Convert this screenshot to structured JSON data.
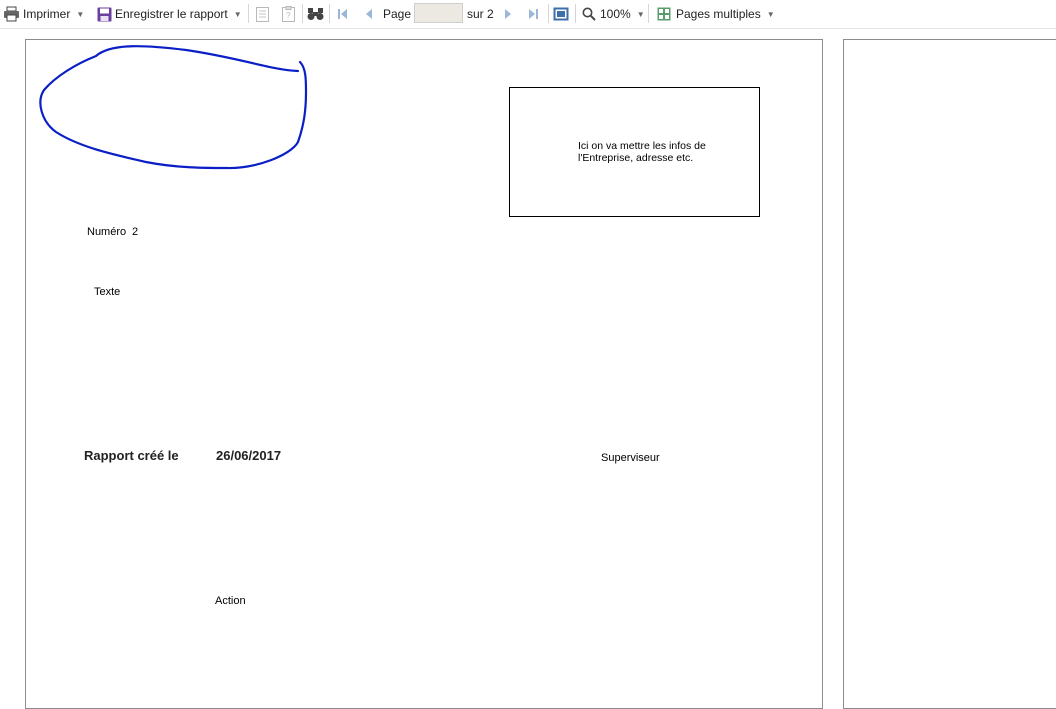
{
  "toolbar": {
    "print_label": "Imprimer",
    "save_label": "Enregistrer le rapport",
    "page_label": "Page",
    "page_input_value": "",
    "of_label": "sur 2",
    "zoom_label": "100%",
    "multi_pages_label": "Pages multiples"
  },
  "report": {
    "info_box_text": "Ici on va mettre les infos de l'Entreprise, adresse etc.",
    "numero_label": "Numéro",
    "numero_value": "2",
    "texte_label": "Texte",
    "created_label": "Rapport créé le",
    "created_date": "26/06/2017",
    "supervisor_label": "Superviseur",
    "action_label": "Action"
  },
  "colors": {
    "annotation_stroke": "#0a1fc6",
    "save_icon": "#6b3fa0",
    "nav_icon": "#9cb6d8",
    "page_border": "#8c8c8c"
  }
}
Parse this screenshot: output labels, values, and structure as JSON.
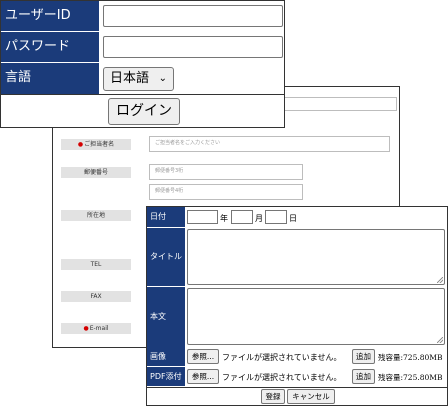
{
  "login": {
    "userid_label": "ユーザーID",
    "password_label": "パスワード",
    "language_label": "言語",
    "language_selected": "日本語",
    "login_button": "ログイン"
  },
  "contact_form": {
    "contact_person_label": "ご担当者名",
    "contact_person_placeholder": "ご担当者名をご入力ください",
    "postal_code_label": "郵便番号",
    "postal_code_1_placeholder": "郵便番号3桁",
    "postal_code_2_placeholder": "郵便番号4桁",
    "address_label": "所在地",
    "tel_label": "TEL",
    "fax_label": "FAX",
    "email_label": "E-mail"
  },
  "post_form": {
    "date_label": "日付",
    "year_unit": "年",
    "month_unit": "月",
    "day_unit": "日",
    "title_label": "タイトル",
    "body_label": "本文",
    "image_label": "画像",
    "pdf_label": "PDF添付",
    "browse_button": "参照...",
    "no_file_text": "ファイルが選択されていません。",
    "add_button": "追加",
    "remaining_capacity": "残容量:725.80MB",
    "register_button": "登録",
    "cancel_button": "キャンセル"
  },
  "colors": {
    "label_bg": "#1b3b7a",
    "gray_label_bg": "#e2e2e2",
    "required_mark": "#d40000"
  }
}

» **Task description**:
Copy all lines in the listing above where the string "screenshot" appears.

» **Answer section**:
Convert this screenshot to structured JSON data.
Parse this screenshot: output labels, values, and structure as JSON.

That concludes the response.